Brownlie takes over as Mammoth President/COO
There was a point in my conversation this week with Mark Brownlie where I suggested he was a low-key, consensus-type leader.
Maybe I was led to believe this by his relaxed demeanor, or by the friendly chirps and waves of those who passed by his office door during our conversation, but Brownlie was quick to set the record straight.
Brownlie, 47, who started his career at Mammoth in 1997 in the race department, is passionate about being the best. His goal is to offer the best on-mountain ski experience in the world—and if that’s your goal, low-key is not the way to get there.
When asked what frustrates him most when it comes to managing people, he said, “Having a contentment with mediocrity would be my biggest disappointment.”
Brownlie grew up in a village at the base of Cairn Gorm, one of Scotland’s five ski resorts.
His grandfather was a rancher – at one time he raised 2,500 sheep and about 170 Angus cows.
Brownlie was the only heir of his generation and fully expected that ranching was his future.
There was just one problem: He really, really liked to ski.
As a teenager, Brownlie worked part-time at the local ski school.

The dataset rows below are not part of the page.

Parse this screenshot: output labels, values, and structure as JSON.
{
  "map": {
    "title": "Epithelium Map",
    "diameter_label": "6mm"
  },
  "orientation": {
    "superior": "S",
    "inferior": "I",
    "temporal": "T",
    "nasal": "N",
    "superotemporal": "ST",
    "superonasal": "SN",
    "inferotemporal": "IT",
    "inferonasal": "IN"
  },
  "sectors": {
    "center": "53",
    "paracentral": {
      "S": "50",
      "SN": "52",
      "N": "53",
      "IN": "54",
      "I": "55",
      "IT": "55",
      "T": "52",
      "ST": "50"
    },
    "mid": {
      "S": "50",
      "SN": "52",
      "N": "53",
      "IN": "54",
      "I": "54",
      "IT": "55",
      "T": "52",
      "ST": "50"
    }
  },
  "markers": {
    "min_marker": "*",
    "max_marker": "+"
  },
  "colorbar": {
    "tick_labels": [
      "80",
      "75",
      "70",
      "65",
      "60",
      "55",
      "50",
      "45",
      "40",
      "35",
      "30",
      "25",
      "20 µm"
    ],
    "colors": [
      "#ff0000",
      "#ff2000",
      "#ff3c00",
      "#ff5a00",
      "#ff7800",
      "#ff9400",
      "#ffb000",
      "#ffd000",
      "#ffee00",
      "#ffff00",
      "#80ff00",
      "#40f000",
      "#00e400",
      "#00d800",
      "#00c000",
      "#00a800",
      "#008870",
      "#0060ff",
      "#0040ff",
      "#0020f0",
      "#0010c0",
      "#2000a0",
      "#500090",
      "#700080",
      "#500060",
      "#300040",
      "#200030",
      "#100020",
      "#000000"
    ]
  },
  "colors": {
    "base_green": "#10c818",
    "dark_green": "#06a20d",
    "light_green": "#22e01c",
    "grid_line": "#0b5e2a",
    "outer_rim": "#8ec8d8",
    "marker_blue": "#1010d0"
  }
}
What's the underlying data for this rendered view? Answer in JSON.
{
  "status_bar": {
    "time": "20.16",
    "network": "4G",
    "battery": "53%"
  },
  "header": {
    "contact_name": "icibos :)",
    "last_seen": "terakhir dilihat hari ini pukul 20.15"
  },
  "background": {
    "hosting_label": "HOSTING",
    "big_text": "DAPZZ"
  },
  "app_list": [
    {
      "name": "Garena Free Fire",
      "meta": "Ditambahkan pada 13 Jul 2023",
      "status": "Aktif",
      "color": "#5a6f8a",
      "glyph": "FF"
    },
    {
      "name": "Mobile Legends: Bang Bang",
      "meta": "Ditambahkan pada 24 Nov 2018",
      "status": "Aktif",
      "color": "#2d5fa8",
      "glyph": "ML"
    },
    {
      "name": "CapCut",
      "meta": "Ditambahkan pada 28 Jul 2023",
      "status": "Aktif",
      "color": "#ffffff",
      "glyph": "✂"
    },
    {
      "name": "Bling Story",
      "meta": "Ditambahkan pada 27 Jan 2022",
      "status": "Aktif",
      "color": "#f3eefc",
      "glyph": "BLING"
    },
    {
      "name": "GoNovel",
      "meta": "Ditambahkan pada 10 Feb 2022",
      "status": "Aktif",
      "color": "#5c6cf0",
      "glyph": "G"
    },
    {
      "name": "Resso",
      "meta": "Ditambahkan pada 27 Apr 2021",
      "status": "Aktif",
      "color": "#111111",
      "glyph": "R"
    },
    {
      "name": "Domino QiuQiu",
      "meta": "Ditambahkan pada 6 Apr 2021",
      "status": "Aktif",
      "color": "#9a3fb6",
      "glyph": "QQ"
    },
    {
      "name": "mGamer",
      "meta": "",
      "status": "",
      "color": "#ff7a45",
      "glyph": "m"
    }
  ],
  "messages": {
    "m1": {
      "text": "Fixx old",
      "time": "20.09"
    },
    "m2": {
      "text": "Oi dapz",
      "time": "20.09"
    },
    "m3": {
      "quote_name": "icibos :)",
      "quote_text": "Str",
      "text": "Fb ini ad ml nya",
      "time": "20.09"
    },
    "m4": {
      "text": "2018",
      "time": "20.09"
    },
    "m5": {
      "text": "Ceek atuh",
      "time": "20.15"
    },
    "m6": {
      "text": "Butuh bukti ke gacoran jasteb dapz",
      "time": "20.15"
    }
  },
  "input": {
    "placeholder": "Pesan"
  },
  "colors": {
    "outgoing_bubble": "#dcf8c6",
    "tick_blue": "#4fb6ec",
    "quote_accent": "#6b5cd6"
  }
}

There, he met a lad named Finlay Torrance. Torrance ended up playing a significant role in Brownlie’s life in two ways:
1.) It was Torrance who met Glen Plake in New Zealand about six years later (Plake was one of their mutual idols for his role in Greg Stump’s 1988 film “Blizzard of Aahhhs”). Torrance convinced Brownlie to come down to New Zealand to work during the winter of ‘92. Brownlie told his grandfather he was going to New Zealand to learn how to shear sheep better. Even grandpa didn’t believe him.
This set Brownlie on a course for the next decade to work the ski season in both hemispheres.
2.) It was Torrance (again) who invited Brownlie to Mammoth in June, 1997, and John Armstrong who ended up hiring Brownlie for that upcoming ‘97-’98 ski season.
Torrance, by the way, currently serves as Mammoth’s Director of Base Operations.
Brownlie moved to Mammoth full-time in 2002 when he became head coach of the Mammoth Mountain Ski and Snowboard team.
One of his prize pupils, Stacey Cook, became an Olympian. In fact, Cook was exiting Brownlie’s office as I arrived this week. Their bond is forever strong.
Another one of Brownlie’s racers was Eric Mann, son of Mammoth’s Vice-President of Mountain Operations Clifford Mann, who has almost a half-century of experience working at Mammoth.
Brownlie said that, via Clifford, he began learning about all aspects of ski area operations, and also ended up working with Rusty Gregory, Greg Dallas, Pam Murphy and Bill Cockroft on various projects in the years after he was hired by MMSA full-time.
He became Vice-President of Mountain Operations in 2012-2013.
“The complexity of opening this place [Mammoth] is totally unique [within the ski industry],” says Brownlie. “And in Mammoth, it’s about getting open … we never consider saying no until we’ve exhausted every way of trying to say yes.”